More companies are joining big brands including Unilever, Honda and Verizon in halting advertising on Facebook despite CEO Mark Zuckerberg outlining several steps the social network will take to combat hate speech.
On Friday night, The Hershey Company confirmed in a statement to USA TODAY it will join a boycott involving several companies that will halt advertising for July. Hershey also said it will cut spending on Facebook and Instagram by a third for the rest of the year.
“We do not believe that Facebook is effectively managing violent and divisive speech on their platform,” said The Hershey Company in a statement. “Despite repeated assertions by Facebook to take action, we have not seen meaningful change.”
Meanwhile, Coca-Cola said it plans to pause advertising on all social media platforms for at least 30 days while it revisits its advertising policies. “We also expect greater accountability and transparency from our social media partners,” reads a statement from James Quincey, chairman and CEO of The Coca-Cola Company.

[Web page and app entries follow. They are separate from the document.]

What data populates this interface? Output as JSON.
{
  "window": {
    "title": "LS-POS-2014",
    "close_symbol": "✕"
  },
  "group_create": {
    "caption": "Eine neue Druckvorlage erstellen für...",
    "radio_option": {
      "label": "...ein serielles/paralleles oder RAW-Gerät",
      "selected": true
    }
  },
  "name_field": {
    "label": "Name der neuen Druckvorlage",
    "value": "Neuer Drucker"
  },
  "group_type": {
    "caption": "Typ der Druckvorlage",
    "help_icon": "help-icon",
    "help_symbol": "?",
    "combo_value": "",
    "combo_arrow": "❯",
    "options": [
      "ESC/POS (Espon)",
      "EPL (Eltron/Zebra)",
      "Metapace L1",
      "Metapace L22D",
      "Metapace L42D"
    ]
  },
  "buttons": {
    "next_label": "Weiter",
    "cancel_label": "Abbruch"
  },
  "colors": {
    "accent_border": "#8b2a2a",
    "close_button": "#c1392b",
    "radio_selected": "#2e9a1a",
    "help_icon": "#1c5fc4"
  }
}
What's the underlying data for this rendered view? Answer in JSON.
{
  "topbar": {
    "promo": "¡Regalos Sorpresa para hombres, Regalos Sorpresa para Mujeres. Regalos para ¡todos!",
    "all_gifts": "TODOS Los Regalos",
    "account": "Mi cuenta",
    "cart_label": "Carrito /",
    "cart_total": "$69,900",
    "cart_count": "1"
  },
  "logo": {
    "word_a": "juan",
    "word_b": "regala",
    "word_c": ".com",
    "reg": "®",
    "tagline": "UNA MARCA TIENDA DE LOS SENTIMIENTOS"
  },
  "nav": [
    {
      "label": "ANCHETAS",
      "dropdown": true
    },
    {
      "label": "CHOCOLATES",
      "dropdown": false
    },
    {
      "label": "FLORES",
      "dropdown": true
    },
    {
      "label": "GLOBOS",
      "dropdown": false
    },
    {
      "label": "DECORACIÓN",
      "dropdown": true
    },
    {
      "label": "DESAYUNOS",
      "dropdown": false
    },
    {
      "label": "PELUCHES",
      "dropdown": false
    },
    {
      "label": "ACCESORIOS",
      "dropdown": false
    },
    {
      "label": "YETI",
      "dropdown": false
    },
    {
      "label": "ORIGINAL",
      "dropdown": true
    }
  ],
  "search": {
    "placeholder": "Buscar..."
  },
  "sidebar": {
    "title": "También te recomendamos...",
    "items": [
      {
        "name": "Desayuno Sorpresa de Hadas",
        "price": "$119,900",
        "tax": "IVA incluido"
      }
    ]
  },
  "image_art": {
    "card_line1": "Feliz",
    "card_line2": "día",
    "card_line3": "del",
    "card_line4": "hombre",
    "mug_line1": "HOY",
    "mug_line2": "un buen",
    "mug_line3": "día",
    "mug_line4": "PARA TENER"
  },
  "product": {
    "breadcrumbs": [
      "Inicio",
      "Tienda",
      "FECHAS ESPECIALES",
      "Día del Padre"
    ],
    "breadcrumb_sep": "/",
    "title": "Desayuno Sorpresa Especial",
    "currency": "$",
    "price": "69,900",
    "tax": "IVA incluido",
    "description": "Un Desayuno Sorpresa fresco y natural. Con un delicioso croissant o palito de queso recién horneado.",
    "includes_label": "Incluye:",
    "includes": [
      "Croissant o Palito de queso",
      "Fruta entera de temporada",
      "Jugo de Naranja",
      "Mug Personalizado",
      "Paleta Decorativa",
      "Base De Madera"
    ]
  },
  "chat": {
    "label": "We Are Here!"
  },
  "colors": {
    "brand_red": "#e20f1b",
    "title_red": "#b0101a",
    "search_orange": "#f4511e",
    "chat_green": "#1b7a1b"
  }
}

The latest advertising stoppages follow remarks Friday by Zuckerberg, who detailed multiple steps the company will take ahead of the 2020 presidential election.
Among the planned steps: pushing back against voter suppression, boosting standards for hateful content in ads, and labeling content deemed newsworthy.

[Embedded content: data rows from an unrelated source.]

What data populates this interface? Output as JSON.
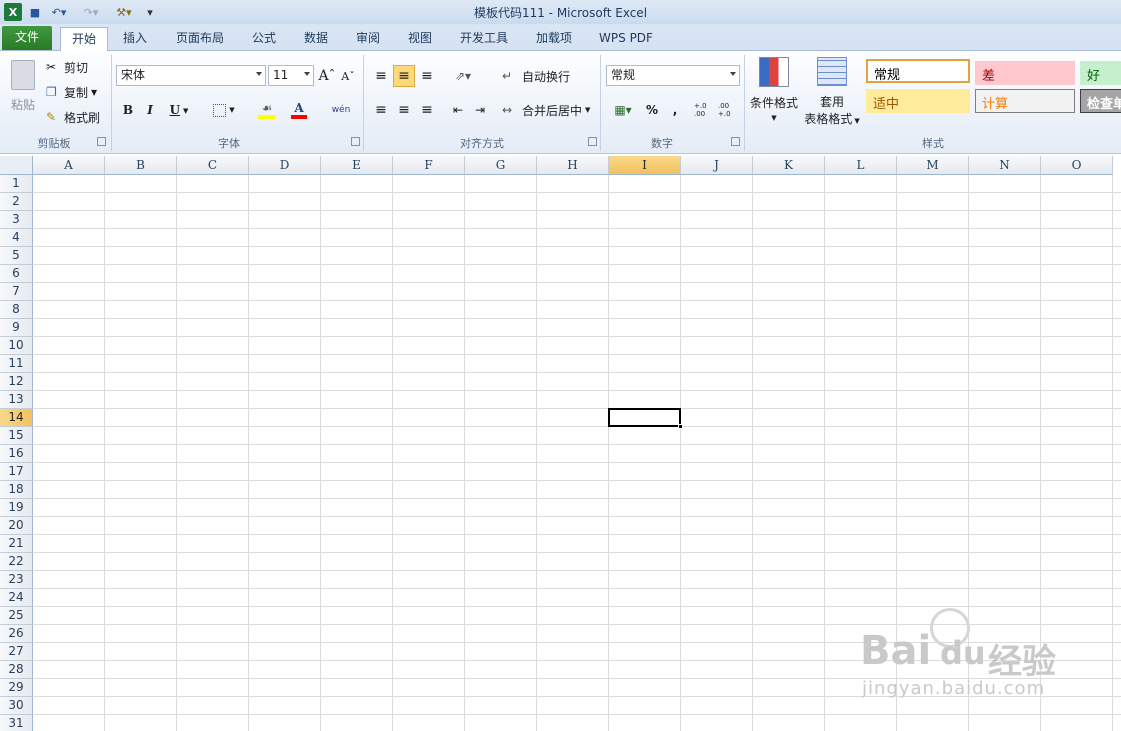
{
  "window": {
    "title": "模板代码111 - Microsoft Excel"
  },
  "qat": {
    "customize_label": "▾"
  },
  "tabs": [
    "文件",
    "开始",
    "插入",
    "页面布局",
    "公式",
    "数据",
    "审阅",
    "视图",
    "开发工具",
    "加载项",
    "WPS PDF"
  ],
  "clipboard": {
    "paste": "粘贴",
    "cut": "剪切",
    "copy": "复制",
    "format_painter": "格式刷",
    "group": "剪贴板"
  },
  "font": {
    "name": "宋体",
    "size": "11",
    "bold": "B",
    "italic": "I",
    "underline": "U",
    "fill_icon": "A",
    "font_color_icon": "A",
    "wen": "wén",
    "group": "字体"
  },
  "alignment": {
    "wrap": "自动换行",
    "merge": "合并后居中",
    "group": "对齐方式"
  },
  "number": {
    "format": "常规",
    "percent": "%",
    "comma": ",",
    "inc_dec": "+.0 .00",
    "dec_dec": ".00 +.0",
    "group": "数字"
  },
  "styles": {
    "conditional": "条件格式",
    "table_format_1": "套用",
    "table_format_2": "表格格式",
    "group": "样式",
    "cells": [
      {
        "label": "常规",
        "bg": "#ffffff",
        "fg": "#000000",
        "border": "#e6a23a"
      },
      {
        "label": "差",
        "bg": "#ffc7ce",
        "fg": "#9c0006",
        "border": "#ffc7ce"
      },
      {
        "label": "好",
        "bg": "#c6efce",
        "fg": "#006100",
        "border": "#c6efce"
      },
      {
        "label": "适中",
        "bg": "#ffeb9c",
        "fg": "#9c5700",
        "border": "#ffeb9c"
      },
      {
        "label": "计算",
        "bg": "#f2f2f2",
        "fg": "#fa7d00",
        "border": "#7f7f7f"
      },
      {
        "label": "检查单",
        "bg": "#a5a5a5",
        "fg": "#ffffff",
        "border": "#3f3f3f"
      }
    ]
  },
  "sheet": {
    "columns": [
      "A",
      "B",
      "C",
      "D",
      "E",
      "F",
      "G",
      "H",
      "I",
      "J",
      "K",
      "L",
      "M",
      "N",
      "O"
    ],
    "rows": [
      "1",
      "2",
      "3",
      "4",
      "5",
      "6",
      "7",
      "8",
      "9",
      "10",
      "11",
      "12",
      "13",
      "14",
      "15",
      "16",
      "17",
      "18",
      "19",
      "20",
      "21",
      "22",
      "23",
      "24",
      "25",
      "26",
      "27",
      "28",
      "29",
      "30",
      "31"
    ],
    "selected_column": "I",
    "selected_row": "14"
  },
  "watermark": {
    "brand": "Bai",
    "brand2": "du",
    "cn": "经验",
    "url": "jingyan.baidu.com"
  }
}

“I’m optimistic that we can make progress on public health and racial justice while maintaining our democratic traditions around free expression and voting,” wrote Zuckerberg. “I’m committed to making sure Facebook is a force for good on this journey.”

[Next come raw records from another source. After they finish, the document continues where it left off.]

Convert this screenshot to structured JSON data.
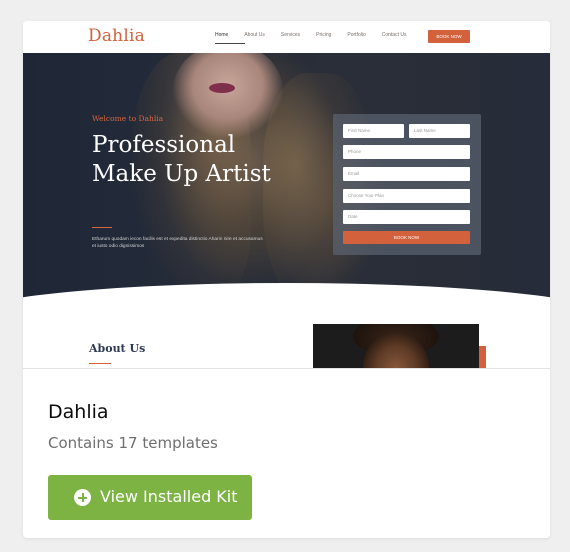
{
  "preview": {
    "logo": "Dahlia",
    "nav": [
      "Home",
      "About Us",
      "Services",
      "Pricing",
      "Portfolio",
      "Contact Us"
    ],
    "book_now": "BOOK NOW",
    "welcome": "Welcome to Dahlia",
    "headline": "Professional Make Up Artist",
    "lorem": "Etharum quodam iecon facilis est et expedita distinctio Aharin nire et accusamus et iusto odio dignissimos",
    "form": {
      "first_name": "First Name",
      "last_name": "Last Name",
      "phone": "Phone",
      "email": "Email",
      "plan": "Choose Your Plan",
      "date": "Date",
      "submit": "BOOK NOW"
    },
    "about_heading": "About Us"
  },
  "kit": {
    "name": "Dahlia",
    "subtitle": "Contains 17 templates",
    "button_label": "View Installed Kit",
    "button_icon": "plus-circle-icon"
  },
  "colors": {
    "accent": "#d2613c",
    "button": "#7cb342",
    "hero_bg": "#252b38"
  }
}
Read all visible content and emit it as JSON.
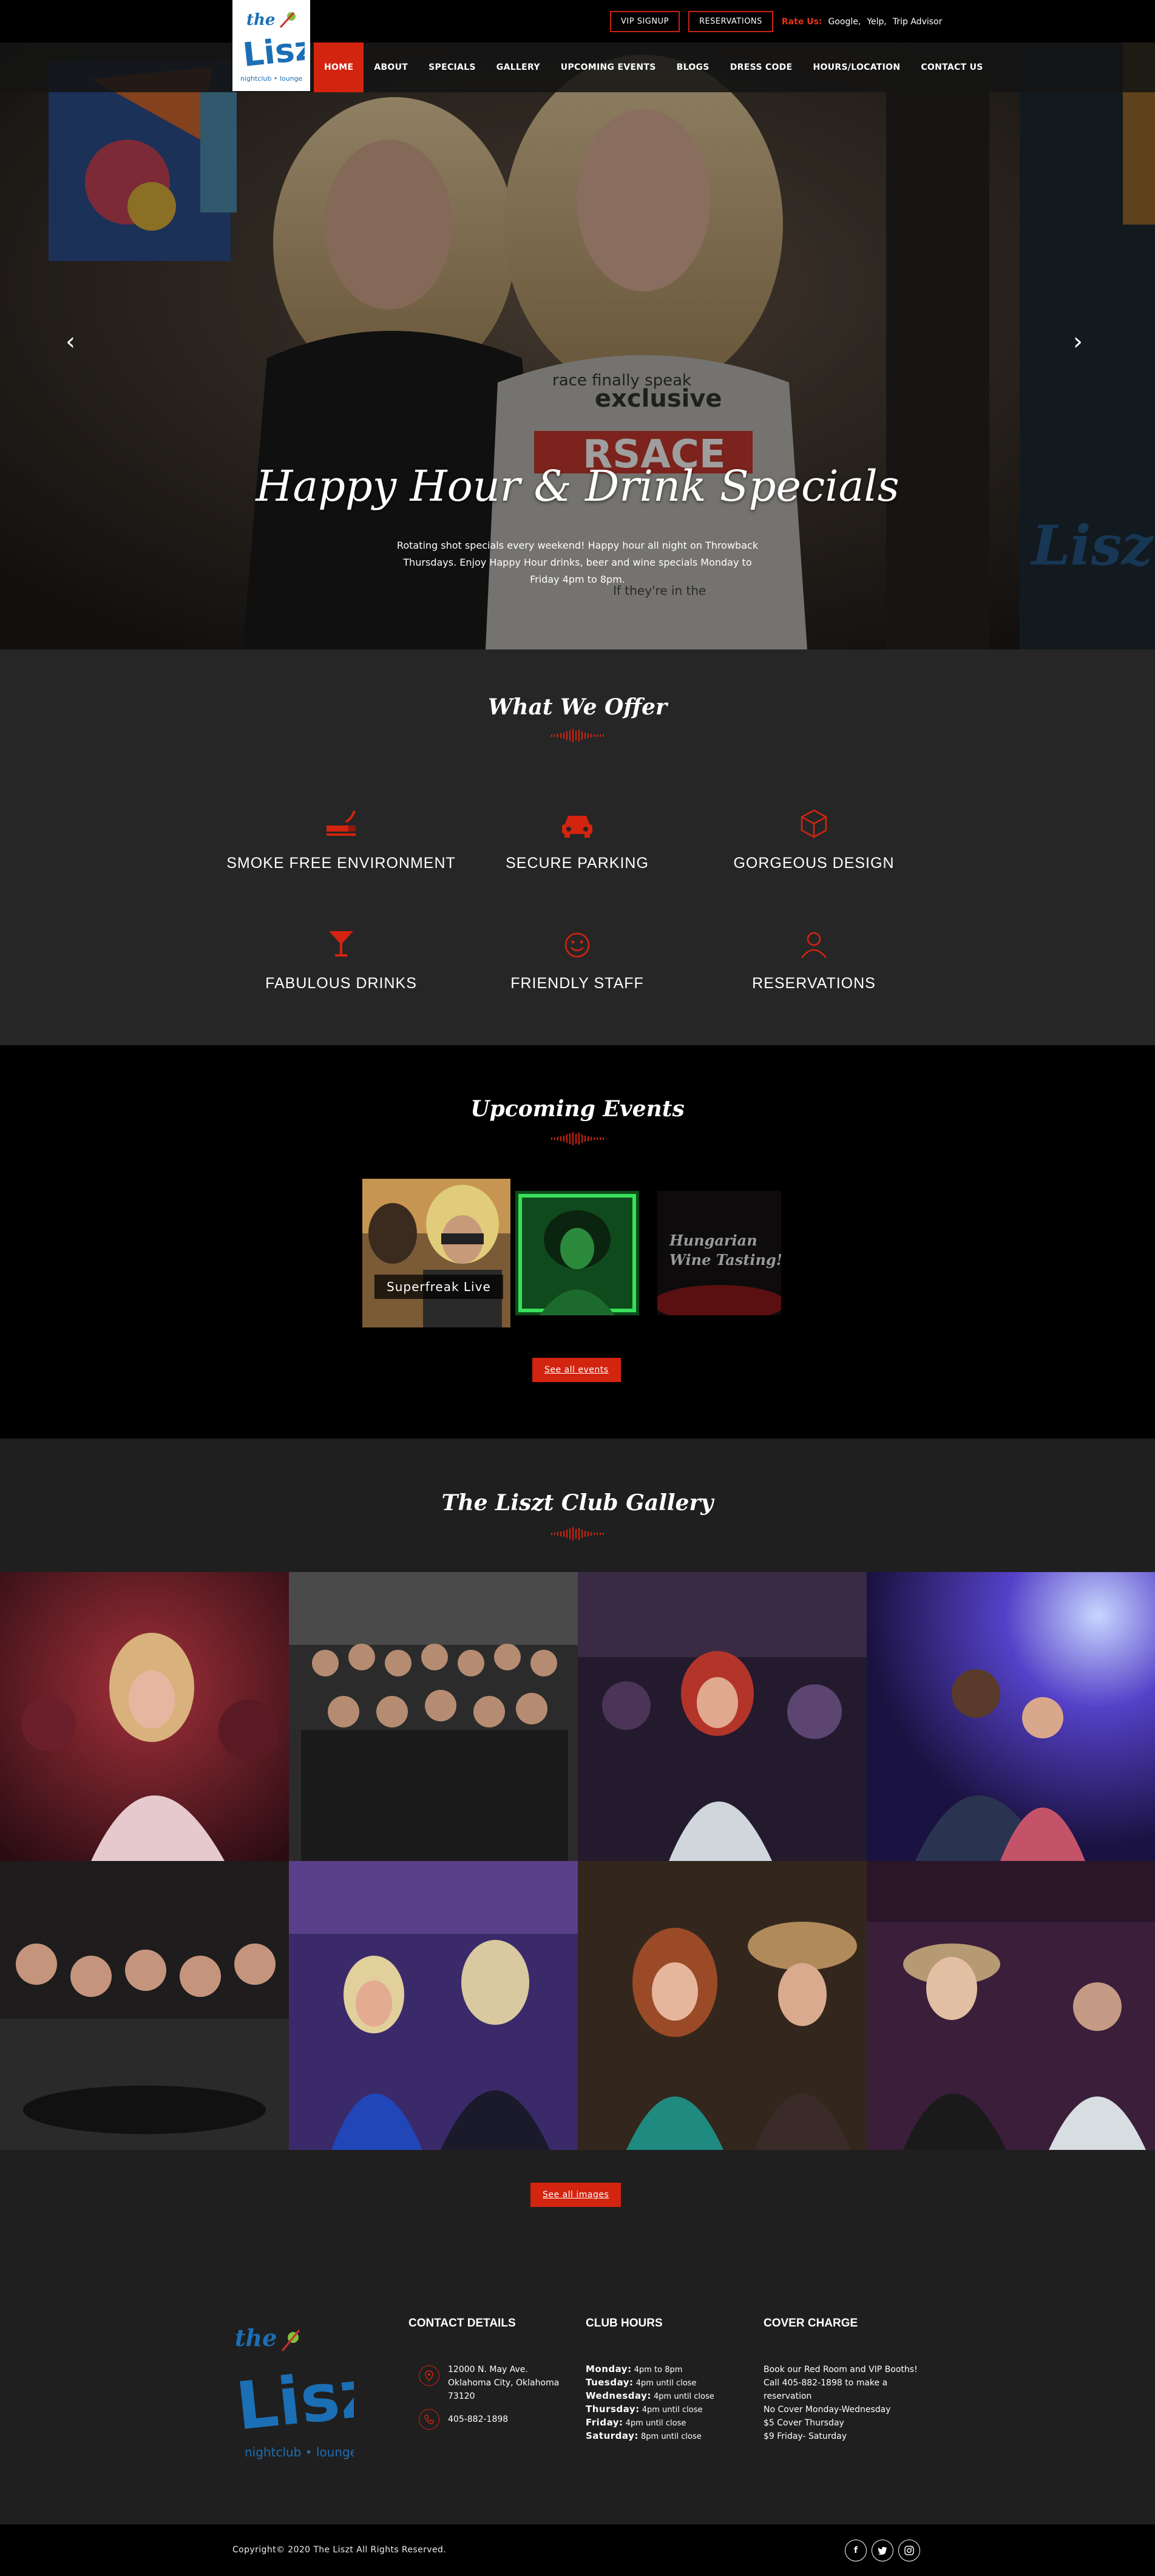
{
  "topbar": {
    "vip_signup": "VIP SIGNUP",
    "reservations": "RESERVATIONS",
    "rate_label": "Rate Us:",
    "rate_links": [
      "Google,",
      "Yelp,",
      "Trip Advisor"
    ]
  },
  "logo": {
    "line1": "the",
    "line2": "Liszt",
    "line3": "nightclub • lounge"
  },
  "nav": [
    "HOME",
    "ABOUT",
    "SPECIALS",
    "GALLERY",
    "UPCOMING EVENTS",
    "BLOGS",
    "DRESS CODE",
    "HOURS/LOCATION",
    "CONTACT US"
  ],
  "hero": {
    "title": "Happy Hour & Drink Specials",
    "text": "Rotating shot specials every weekend! Happy hour all night on Throwback Thursdays. Enjoy Happy Hour drinks, beer and wine specials Monday to Friday 4pm to 8pm.",
    "shirt_text": [
      "exclusive",
      "race finally speak",
      "RSACE",
      "If they're in the"
    ]
  },
  "offer": {
    "title": "What We Offer",
    "features": [
      {
        "label": "SMOKE FREE ENVIRONMENT",
        "icon": "no-smoking-icon"
      },
      {
        "label": "SECURE PARKING",
        "icon": "car-icon"
      },
      {
        "label": "GORGEOUS DESIGN",
        "icon": "cube-icon"
      },
      {
        "label": "FABULOUS DRINKS",
        "icon": "cocktail-icon"
      },
      {
        "label": "FRIENDLY STAFF",
        "icon": "smile-icon"
      },
      {
        "label": "RESERVATIONS",
        "icon": "user-icon"
      }
    ]
  },
  "events": {
    "title": "Upcoming Events",
    "items": [
      {
        "label": "Superfreak Live"
      },
      {
        "label": ""
      },
      {
        "label": "Hungarian Wine Tasting!"
      }
    ],
    "see_all": "See all events"
  },
  "gallery": {
    "title": "The Liszt Club Gallery",
    "see_all": "See all images"
  },
  "footer": {
    "contact": {
      "title": "CONTACT DETAILS",
      "address": "12000 N. May Ave. Oklahoma City, Oklahoma 73120",
      "phone": "405-882-1898"
    },
    "hours": {
      "title": "CLUB HOURS",
      "rows": [
        {
          "day": "Monday:",
          "time": "4pm to 8pm"
        },
        {
          "day": "Tuesday:",
          "time": "4pm until close"
        },
        {
          "day": "Wednesday:",
          "time": "4pm until close"
        },
        {
          "day": "Thursday:",
          "time": "4pm until close"
        },
        {
          "day": "Friday:",
          "time": "4pm until close"
        },
        {
          "day": "Saturday:",
          "time": "8pm until close"
        }
      ]
    },
    "cover": {
      "title": "COVER CHARGE",
      "lines": [
        "Book our Red Room and VIP Booths!",
        "Call 405-882-1898 to make a reservation",
        "No Cover Monday-Wednesday",
        "$5 Cover Thursday",
        "$9 Friday- Saturday"
      ]
    }
  },
  "copyright": "Copyright© 2020 The Liszt All Rights Reserved.",
  "social": [
    "f",
    "t",
    "o"
  ],
  "colors": {
    "accent": "#d3240f",
    "logo_blue": "#1b6fb5",
    "dark_bg": "#262626"
  }
}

Multiple companies have said they will halt advertising on the platform, citing Facebook’s struggles to contain hate speech on its platform. Verizon’s decision is part of a larger #StopHateForProfit campaign, which includes the NAACP, Anti-Defamation League, Sleeping Giants, Color of Change, Free Press and Common Sense.
The ad boycott on Facebook focuses on advertising for the month of July, and features brands including Verizon, Eddie Bauer and Ben & Jerry’s.
“If we’re limited to 10 to 15 big name advertisers who join the boycott, I think it’s more symbolic and it would have limited impact on Facebook’s business.” said Baird analyst Colin Sebastian. “The fear is that this snowballs into something much larger.”Get the Talking Tech newsletter in your inbox.
Earlier this week, during a speech at Cannes Lion Live, Marc Pritchard, chief brand officer for P&G, said the company would conduct a “comprehensive review” of where it is advertising. “Where standards of responsibility and civility are not met, we will stop our spending, just like we’ve done before,” he said.
Zuckerberg said any posts that would typically violate their policies but remain on the platform will include a label noting the content they are sharing may violate their policies.
The co-founder and CEO also said they will not provide any exemptions to content that incites violence or suppresses voting.
“Even if a politician or government official says it, if we determine that content may lead to violence or deprive people of their right to vote, we will take that content down,” he said. “Similarly, there are no exceptions for politicians in any of the policies I’m announcing here today.”